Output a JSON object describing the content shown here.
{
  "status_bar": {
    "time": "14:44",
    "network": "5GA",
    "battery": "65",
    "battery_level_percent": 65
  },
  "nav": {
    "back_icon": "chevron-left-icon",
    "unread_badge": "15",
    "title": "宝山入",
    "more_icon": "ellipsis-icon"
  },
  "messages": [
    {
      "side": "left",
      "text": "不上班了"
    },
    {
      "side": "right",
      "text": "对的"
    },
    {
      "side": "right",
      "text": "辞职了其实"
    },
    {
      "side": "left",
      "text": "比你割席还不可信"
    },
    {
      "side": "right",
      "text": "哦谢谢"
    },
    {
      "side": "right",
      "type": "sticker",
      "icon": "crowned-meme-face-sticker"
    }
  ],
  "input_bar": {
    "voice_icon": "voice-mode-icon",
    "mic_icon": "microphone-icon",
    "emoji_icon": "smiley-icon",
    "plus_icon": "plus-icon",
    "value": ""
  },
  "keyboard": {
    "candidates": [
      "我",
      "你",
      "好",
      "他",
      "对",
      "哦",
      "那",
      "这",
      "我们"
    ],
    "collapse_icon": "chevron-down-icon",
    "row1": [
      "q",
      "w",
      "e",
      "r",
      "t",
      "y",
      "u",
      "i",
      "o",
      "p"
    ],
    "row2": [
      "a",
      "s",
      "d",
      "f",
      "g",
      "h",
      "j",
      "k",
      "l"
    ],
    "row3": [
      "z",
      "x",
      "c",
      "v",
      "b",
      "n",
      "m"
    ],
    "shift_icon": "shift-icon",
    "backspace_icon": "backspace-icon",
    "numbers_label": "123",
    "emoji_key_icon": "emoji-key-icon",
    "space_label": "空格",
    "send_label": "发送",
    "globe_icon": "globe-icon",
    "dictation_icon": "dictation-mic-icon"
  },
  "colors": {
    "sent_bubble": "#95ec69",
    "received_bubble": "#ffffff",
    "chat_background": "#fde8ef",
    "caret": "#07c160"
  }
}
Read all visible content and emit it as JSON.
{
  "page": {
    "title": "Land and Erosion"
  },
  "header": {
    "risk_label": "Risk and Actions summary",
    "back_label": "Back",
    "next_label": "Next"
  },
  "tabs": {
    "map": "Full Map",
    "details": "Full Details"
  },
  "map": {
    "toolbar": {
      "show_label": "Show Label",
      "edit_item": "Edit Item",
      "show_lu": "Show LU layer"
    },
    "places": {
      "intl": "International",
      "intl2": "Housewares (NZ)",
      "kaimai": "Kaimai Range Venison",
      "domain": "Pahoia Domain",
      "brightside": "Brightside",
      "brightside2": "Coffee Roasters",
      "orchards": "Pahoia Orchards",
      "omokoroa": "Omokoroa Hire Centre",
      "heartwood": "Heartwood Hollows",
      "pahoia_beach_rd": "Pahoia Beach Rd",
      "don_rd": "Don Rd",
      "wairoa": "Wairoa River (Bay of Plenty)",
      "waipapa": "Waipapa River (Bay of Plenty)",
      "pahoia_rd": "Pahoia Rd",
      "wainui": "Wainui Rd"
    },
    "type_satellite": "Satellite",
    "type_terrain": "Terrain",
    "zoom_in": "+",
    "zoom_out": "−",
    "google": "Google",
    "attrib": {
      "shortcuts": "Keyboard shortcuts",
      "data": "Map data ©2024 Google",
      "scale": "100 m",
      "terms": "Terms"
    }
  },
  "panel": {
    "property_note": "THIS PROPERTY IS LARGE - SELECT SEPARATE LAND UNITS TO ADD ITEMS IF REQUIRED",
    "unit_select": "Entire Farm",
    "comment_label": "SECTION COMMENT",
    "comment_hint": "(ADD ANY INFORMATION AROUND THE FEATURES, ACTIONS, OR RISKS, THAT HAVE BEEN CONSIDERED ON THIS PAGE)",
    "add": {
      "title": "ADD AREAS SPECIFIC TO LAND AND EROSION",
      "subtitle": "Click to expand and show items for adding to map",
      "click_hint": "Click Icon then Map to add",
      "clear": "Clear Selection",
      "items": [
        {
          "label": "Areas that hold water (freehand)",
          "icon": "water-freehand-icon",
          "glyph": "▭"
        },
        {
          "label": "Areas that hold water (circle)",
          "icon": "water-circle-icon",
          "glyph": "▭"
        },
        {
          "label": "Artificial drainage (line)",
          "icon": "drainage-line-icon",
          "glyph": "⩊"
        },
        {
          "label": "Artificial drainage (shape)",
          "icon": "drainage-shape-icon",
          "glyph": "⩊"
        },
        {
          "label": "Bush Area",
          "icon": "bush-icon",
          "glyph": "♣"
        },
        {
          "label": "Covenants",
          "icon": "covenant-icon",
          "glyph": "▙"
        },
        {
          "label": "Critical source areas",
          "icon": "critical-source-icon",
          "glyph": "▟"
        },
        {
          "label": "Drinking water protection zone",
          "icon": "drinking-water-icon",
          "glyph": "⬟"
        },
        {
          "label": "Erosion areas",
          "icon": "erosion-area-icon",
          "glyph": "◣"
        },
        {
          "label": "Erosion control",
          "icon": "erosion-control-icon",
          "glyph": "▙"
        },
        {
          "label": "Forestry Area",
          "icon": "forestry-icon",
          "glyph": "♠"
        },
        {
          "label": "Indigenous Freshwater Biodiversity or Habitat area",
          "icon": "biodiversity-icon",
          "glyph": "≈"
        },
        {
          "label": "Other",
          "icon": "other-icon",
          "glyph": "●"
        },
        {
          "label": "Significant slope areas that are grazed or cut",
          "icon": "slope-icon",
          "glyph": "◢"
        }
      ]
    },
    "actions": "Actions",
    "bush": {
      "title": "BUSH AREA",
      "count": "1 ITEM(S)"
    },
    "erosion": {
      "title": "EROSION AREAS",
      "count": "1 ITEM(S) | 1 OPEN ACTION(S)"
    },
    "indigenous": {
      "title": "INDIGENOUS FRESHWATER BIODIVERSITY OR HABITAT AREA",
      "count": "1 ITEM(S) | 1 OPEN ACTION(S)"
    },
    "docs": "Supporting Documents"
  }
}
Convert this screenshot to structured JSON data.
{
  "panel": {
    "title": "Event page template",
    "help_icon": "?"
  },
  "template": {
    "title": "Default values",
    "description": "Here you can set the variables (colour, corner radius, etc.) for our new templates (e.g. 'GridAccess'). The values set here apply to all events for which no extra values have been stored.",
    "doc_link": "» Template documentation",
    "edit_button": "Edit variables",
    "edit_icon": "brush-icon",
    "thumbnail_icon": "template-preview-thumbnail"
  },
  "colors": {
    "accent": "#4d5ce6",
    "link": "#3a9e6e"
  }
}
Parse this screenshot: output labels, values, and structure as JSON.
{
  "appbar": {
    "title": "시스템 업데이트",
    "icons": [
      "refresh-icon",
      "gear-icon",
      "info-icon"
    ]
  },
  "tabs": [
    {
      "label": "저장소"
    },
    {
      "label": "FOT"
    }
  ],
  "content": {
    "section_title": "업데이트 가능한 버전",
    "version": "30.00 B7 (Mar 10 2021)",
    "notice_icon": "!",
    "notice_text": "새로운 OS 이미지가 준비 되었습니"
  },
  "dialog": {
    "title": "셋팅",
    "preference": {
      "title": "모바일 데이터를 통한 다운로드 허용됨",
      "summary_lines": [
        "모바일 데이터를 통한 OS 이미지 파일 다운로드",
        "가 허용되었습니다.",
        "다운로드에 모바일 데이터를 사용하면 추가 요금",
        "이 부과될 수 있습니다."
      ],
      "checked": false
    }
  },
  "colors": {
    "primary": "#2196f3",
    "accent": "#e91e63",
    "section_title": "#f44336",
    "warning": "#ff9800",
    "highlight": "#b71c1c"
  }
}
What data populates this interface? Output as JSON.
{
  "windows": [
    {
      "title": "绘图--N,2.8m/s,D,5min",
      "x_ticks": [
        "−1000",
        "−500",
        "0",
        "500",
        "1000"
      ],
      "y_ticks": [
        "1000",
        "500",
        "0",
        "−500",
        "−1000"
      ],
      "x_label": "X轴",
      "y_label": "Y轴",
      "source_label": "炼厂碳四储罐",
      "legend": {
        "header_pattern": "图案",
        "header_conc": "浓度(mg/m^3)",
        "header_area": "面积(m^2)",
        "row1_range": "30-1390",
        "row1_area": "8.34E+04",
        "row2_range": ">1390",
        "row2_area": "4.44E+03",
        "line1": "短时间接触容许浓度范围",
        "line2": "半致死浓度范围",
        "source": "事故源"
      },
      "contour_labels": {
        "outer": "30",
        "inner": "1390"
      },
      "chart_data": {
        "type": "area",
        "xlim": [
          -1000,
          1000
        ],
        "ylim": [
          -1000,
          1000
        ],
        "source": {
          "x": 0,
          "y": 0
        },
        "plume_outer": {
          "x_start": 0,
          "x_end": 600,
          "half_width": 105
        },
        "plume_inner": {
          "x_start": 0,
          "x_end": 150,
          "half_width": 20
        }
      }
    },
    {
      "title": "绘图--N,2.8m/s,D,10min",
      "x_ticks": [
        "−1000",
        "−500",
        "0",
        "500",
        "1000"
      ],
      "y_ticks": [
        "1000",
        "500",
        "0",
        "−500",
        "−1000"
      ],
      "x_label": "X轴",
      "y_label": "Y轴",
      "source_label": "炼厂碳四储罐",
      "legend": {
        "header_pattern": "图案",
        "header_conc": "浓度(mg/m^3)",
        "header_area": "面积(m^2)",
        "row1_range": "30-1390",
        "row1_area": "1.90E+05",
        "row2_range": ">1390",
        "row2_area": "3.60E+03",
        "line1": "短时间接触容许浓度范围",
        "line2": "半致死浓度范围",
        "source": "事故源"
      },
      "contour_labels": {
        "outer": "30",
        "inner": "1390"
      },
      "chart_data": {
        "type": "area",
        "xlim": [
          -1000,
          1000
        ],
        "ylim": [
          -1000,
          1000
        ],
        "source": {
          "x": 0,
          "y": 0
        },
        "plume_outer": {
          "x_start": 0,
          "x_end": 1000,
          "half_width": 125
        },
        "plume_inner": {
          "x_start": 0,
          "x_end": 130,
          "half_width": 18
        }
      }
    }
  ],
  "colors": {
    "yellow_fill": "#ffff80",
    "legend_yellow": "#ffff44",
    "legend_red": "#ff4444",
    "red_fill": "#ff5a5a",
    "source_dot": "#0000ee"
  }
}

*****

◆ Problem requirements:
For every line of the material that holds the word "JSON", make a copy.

◆ Response:
Output a JSON object describing the content shown here.
Read all visible content and emit it as JSON.
Convert this screenshot to structured JSON data.
Parse this screenshot: output labels, values, and structure as JSON.
What data populates this interface? Output as JSON.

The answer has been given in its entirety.